§ **Records excerpted from a collection**
☆ ☆ ☆ ☆ ☆

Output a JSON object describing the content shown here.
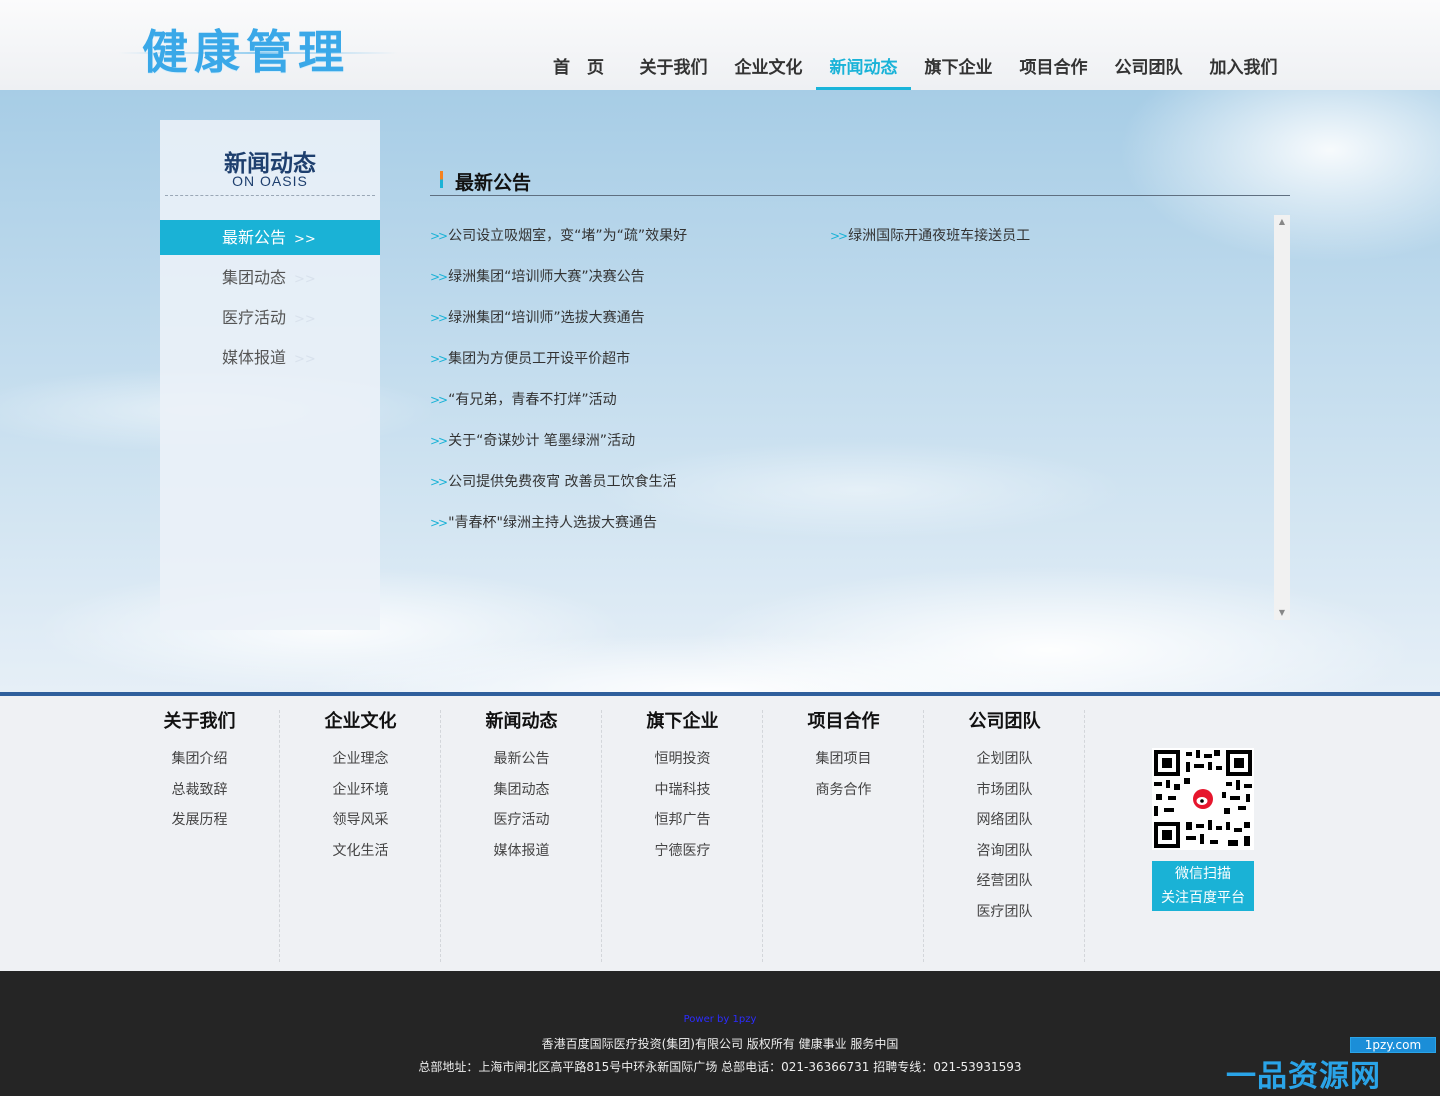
{
  "header": {
    "logo": "健康管理",
    "nav": [
      "首　页",
      "关于我们",
      "企业文化",
      "新闻动态",
      "旗下企业",
      "项目合作",
      "公司团队",
      "加入我们"
    ],
    "active_index": 3
  },
  "sidebar": {
    "title": "新闻动态",
    "subtitle": "ON OASIS",
    "arrows": ">>",
    "items": [
      "最新公告",
      "集团动态",
      "医疗活动",
      "媒体报道"
    ],
    "active_index": 0
  },
  "main": {
    "title": "最新公告",
    "arrow_glyph": ">>",
    "news_left": [
      "公司设立吸烟室，变“堵”为“疏”效果好",
      "绿洲集团“培训师大赛”决赛公告",
      "绿洲集团“培训师”选拔大赛通告",
      "集团为方便员工开设平价超市",
      "“有兄弟，青春不打烊”活动",
      "关于“奇谋妙计 笔墨绿洲”活动",
      "公司提供免费夜宵 改善员工饮食生活",
      "\"青春杯\"绿洲主持人选拔大赛通告"
    ],
    "news_right": [
      "绿洲国际开通夜班车接送员工"
    ]
  },
  "footer": {
    "columns": [
      {
        "title": "关于我们",
        "items": [
          "集团介绍",
          "总裁致辞",
          "发展历程"
        ]
      },
      {
        "title": "企业文化",
        "items": [
          "企业理念",
          "企业环境",
          "领导风采",
          "文化生活"
        ]
      },
      {
        "title": "新闻动态",
        "items": [
          "最新公告",
          "集团动态",
          "医疗活动",
          "媒体报道"
        ]
      },
      {
        "title": "旗下企业",
        "items": [
          "恒明投资",
          "中瑞科技",
          "恒邦广告",
          "宁德医疗"
        ]
      },
      {
        "title": "项目合作",
        "items": [
          "集团项目",
          "商务合作"
        ]
      },
      {
        "title": "公司团队",
        "items": [
          "企划团队",
          "市场团队",
          "网络团队",
          "咨询团队",
          "经营团队",
          "医疗团队"
        ]
      }
    ],
    "qr_line1": "微信扫描",
    "qr_line2": "关注百度平台"
  },
  "bottom": {
    "powered": "Power by 1pzy",
    "copyright": "香港百度国际医疗投资(集团)有限公司 版权所有 健康事业 服务中国",
    "address": "总部地址：上海市闸北区高平路815号中环永新国际广场 总部电话：021-36366731 招聘专线：021-53931593",
    "watermark_url": "1pzy.com",
    "watermark_text": "一品资源网"
  },
  "colors": {
    "accent": "#1ab2d6",
    "navy": "#1e3f6e",
    "border_blue": "#2f5f9c",
    "footer_dark": "#252525"
  },
  "icons": [
    "qr-code-icon",
    "weibo-icon",
    "scroll-up-arrow-icon",
    "scroll-down-arrow-icon"
  ]
}
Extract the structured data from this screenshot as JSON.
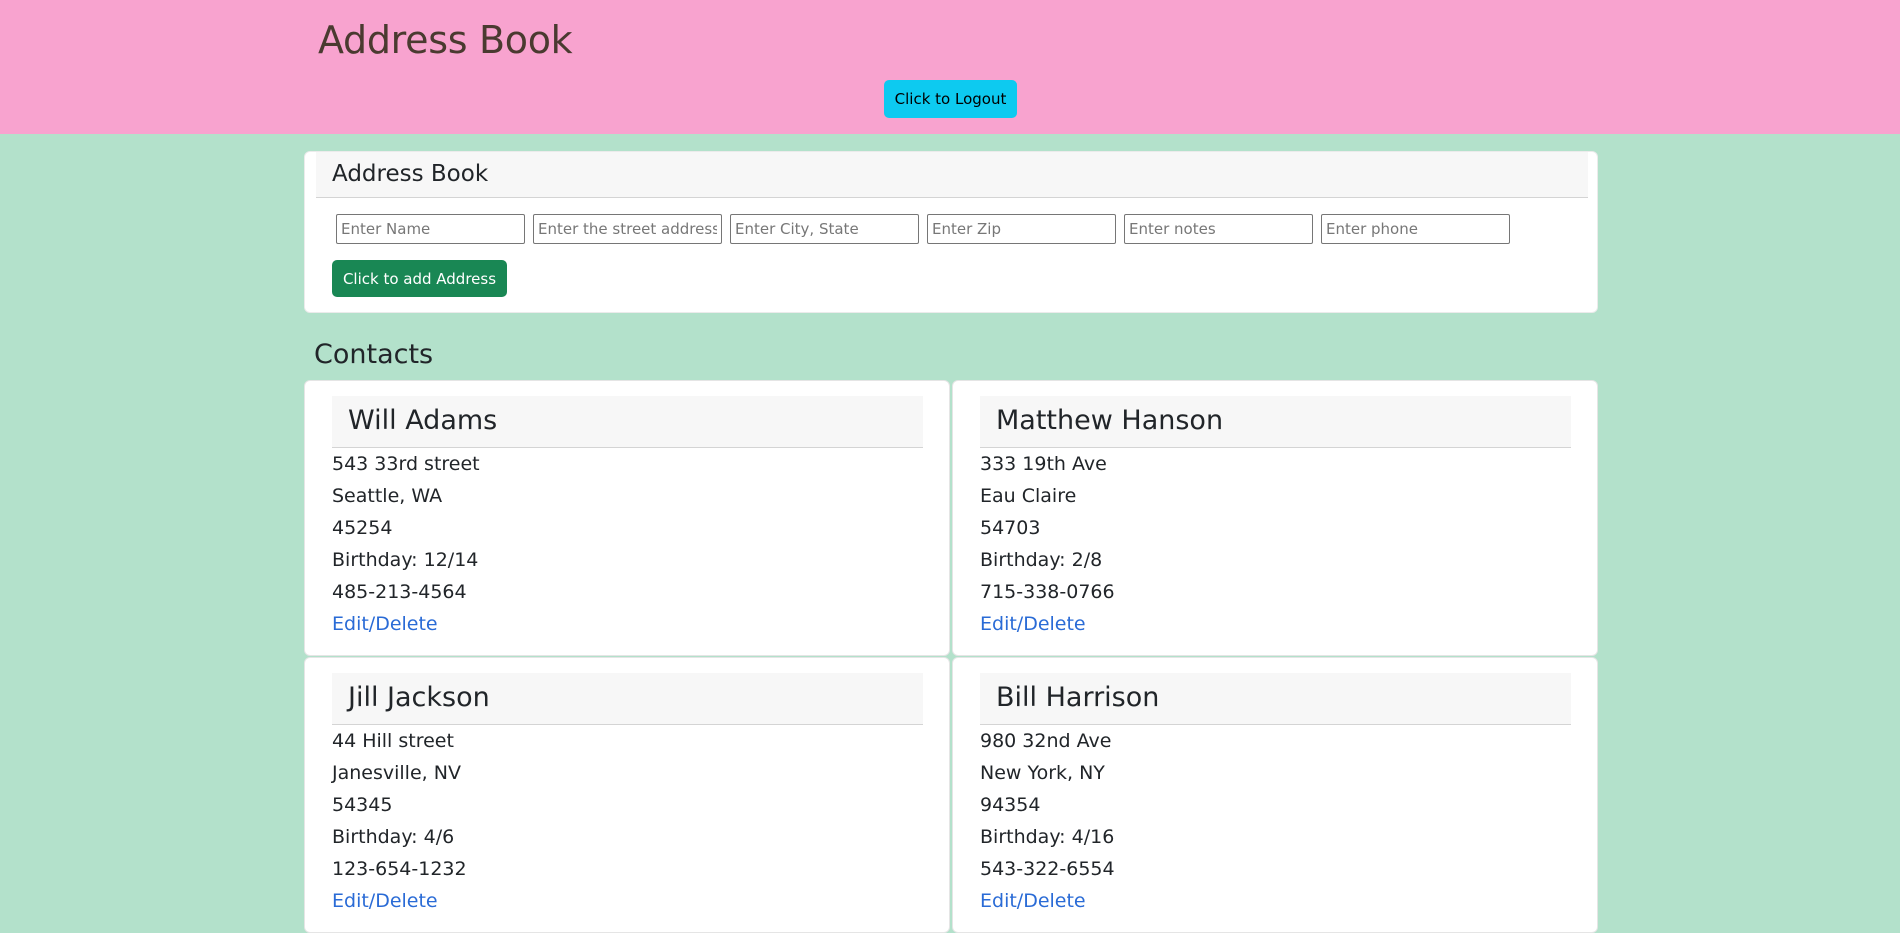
{
  "header": {
    "title": "Address Book",
    "logout_label": "Click to Logout"
  },
  "colors": {
    "header_bg": "#f8a3cf",
    "page_bg": "#b3e1cb",
    "logout_button": "#0dcaf0",
    "add_button": "#198754",
    "link": "#2a6bd6"
  },
  "form": {
    "title": "Address Book",
    "inputs": {
      "name": {
        "placeholder": "Enter Name",
        "value": ""
      },
      "street": {
        "placeholder": "Enter the street address",
        "value": ""
      },
      "city": {
        "placeholder": "Enter City, State",
        "value": ""
      },
      "zip": {
        "placeholder": "Enter Zip",
        "value": ""
      },
      "notes": {
        "placeholder": "Enter notes",
        "value": ""
      },
      "phone": {
        "placeholder": "Enter phone",
        "value": ""
      }
    },
    "add_label": "Click to add Address"
  },
  "contacts": {
    "heading": "Contacts",
    "items": [
      {
        "name": "Will Adams",
        "street": "543 33rd street",
        "city": "Seattle, WA",
        "zip": "45254",
        "birthday": "Birthday: 12/14",
        "phone": "485-213-4564",
        "link": "Edit/Delete"
      },
      {
        "name": "Matthew Hanson",
        "street": "333 19th Ave",
        "city": "Eau Claire",
        "zip": "54703",
        "birthday": "Birthday: 2/8",
        "phone": "715-338-0766",
        "link": "Edit/Delete"
      },
      {
        "name": "Jill Jackson",
        "street": "44 Hill street",
        "city": "Janesville, NV",
        "zip": "54345",
        "birthday": "Birthday: 4/6",
        "phone": "123-654-1232",
        "link": "Edit/Delete"
      },
      {
        "name": "Bill Harrison",
        "street": "980 32nd Ave",
        "city": "New York, NY",
        "zip": "94354",
        "birthday": "Birthday: 4/16",
        "phone": "543-322-6554",
        "link": "Edit/Delete"
      }
    ]
  }
}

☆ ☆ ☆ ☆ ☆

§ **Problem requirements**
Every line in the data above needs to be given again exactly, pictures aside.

§ **Completed exercise**
Output a JSON object describing the content shown here.
{
  "header": {
    "logo": "健康管理",
    "nav": [
      "首　页",
      "关于我们",
      "企业文化",
      "新闻动态",
      "旗下企业",
      "项目合作",
      "公司团队",
      "加入我们"
    ],
    "active_index": 3
  },
  "sidebar": {
    "title": "新闻动态",
    "subtitle": "ON OASIS",
    "arrows": ">>",
    "items": [
      "最新公告",
      "集团动态",
      "医疗活动",
      "媒体报道"
    ],
    "active_index": 0
  },
  "main": {
    "title": "最新公告",
    "arrow_glyph": ">>",
    "news_left": [
      "公司设立吸烟室，变“堵”为“疏”效果好",
      "绿洲集团“培训师大赛”决赛公告",
      "绿洲集团“培训师”选拔大赛通告",
      "集团为方便员工开设平价超市",
      "“有兄弟，青春不打烊”活动",
      "关于“奇谋妙计 笔墨绿洲”活动",
      "公司提供免费夜宵 改善员工饮食生活",
      "\"青春杯\"绿洲主持人选拔大赛通告"
    ],
    "news_right": [
      "绿洲国际开通夜班车接送员工"
    ]
  },
  "footer": {
    "columns": [
      {
        "title": "关于我们",
        "items": [
          "集团介绍",
          "总裁致辞",
          "发展历程"
        ]
      },
      {
        "title": "企业文化",
        "items": [
          "企业理念",
          "企业环境",
          "领导风采",
          "文化生活"
        ]
      },
      {
        "title": "新闻动态",
        "items": [
          "最新公告",
          "集团动态",
          "医疗活动",
          "媒体报道"
        ]
      },
      {
        "title": "旗下企业",
        "items": [
          "恒明投资",
          "中瑞科技",
          "恒邦广告",
          "宁德医疗"
        ]
      },
      {
        "title": "项目合作",
        "items": [
          "集团项目",
          "商务合作"
        ]
      },
      {
        "title": "公司团队",
        "items": [
          "企划团队",
          "市场团队",
          "网络团队",
          "咨询团队",
          "经营团队",
          "医疗团队"
        ]
      }
    ],
    "qr_line1": "微信扫描",
    "qr_line2": "关注百度平台"
  },
  "bottom": {
    "powered": "Power by 1pzy",
    "copyright": "香港百度国际医疗投资(集团)有限公司 版权所有 健康事业 服务中国",
    "address": "总部地址：上海市闸北区高平路815号中环永新国际广场 总部电话：021-36366731 招聘专线：021-53931593",
    "watermark_url": "1pzy.com",
    "watermark_text": "一品资源网"
  },
  "colors": {
    "accent": "#1ab2d6",
    "navy": "#1e3f6e",
    "border_blue": "#2f5f9c",
    "footer_dark": "#252525"
  },
  "icons": [
    "qr-code-icon",
    "weibo-icon",
    "scroll-up-arrow-icon",
    "scroll-down-arrow-icon"
  ]
}
Extract the structured data from this screenshot as JSON.
{
  "header": {
    "title": "Address Book",
    "logout_label": "Click to Logout"
  },
  "colors": {
    "header_bg": "#f8a3cf",
    "page_bg": "#b3e1cb",
    "logout_button": "#0dcaf0",
    "add_button": "#198754",
    "link": "#2a6bd6"
  },
  "form": {
    "title": "Address Book",
    "inputs": {
      "name": {
        "placeholder": "Enter Name",
        "value": ""
      },
      "street": {
        "placeholder": "Enter the street address",
        "value": ""
      },
      "city": {
        "placeholder": "Enter City, State",
        "value": ""
      },
      "zip": {
        "placeholder": "Enter Zip",
        "value": ""
      },
      "notes": {
        "placeholder": "Enter notes",
        "value": ""
      },
      "phone": {
        "placeholder": "Enter phone",
        "value": ""
      }
    },
    "add_label": "Click to add Address"
  },
  "contacts": {
    "heading": "Contacts",
    "items": [
      {
        "name": "Will Adams",
        "street": "543 33rd street",
        "city": "Seattle, WA",
        "zip": "45254",
        "birthday": "Birthday: 12/14",
        "phone": "485-213-4564",
        "link": "Edit/Delete"
      },
      {
        "name": "Matthew Hanson",
        "street": "333 19th Ave",
        "city": "Eau Claire",
        "zip": "54703",
        "birthday": "Birthday: 2/8",
        "phone": "715-338-0766",
        "link": "Edit/Delete"
      },
      {
        "name": "Jill Jackson",
        "street": "44 Hill street",
        "city": "Janesville, NV",
        "zip": "54345",
        "birthday": "Birthday: 4/6",
        "phone": "123-654-1232",
        "link": "Edit/Delete"
      },
      {
        "name": "Bill Harrison",
        "street": "980 32nd Ave",
        "city": "New York, NY",
        "zip": "94354",
        "birthday": "Birthday: 4/16",
        "phone": "543-322-6554",
        "link": "Edit/Delete"
      }
    ]
  }
}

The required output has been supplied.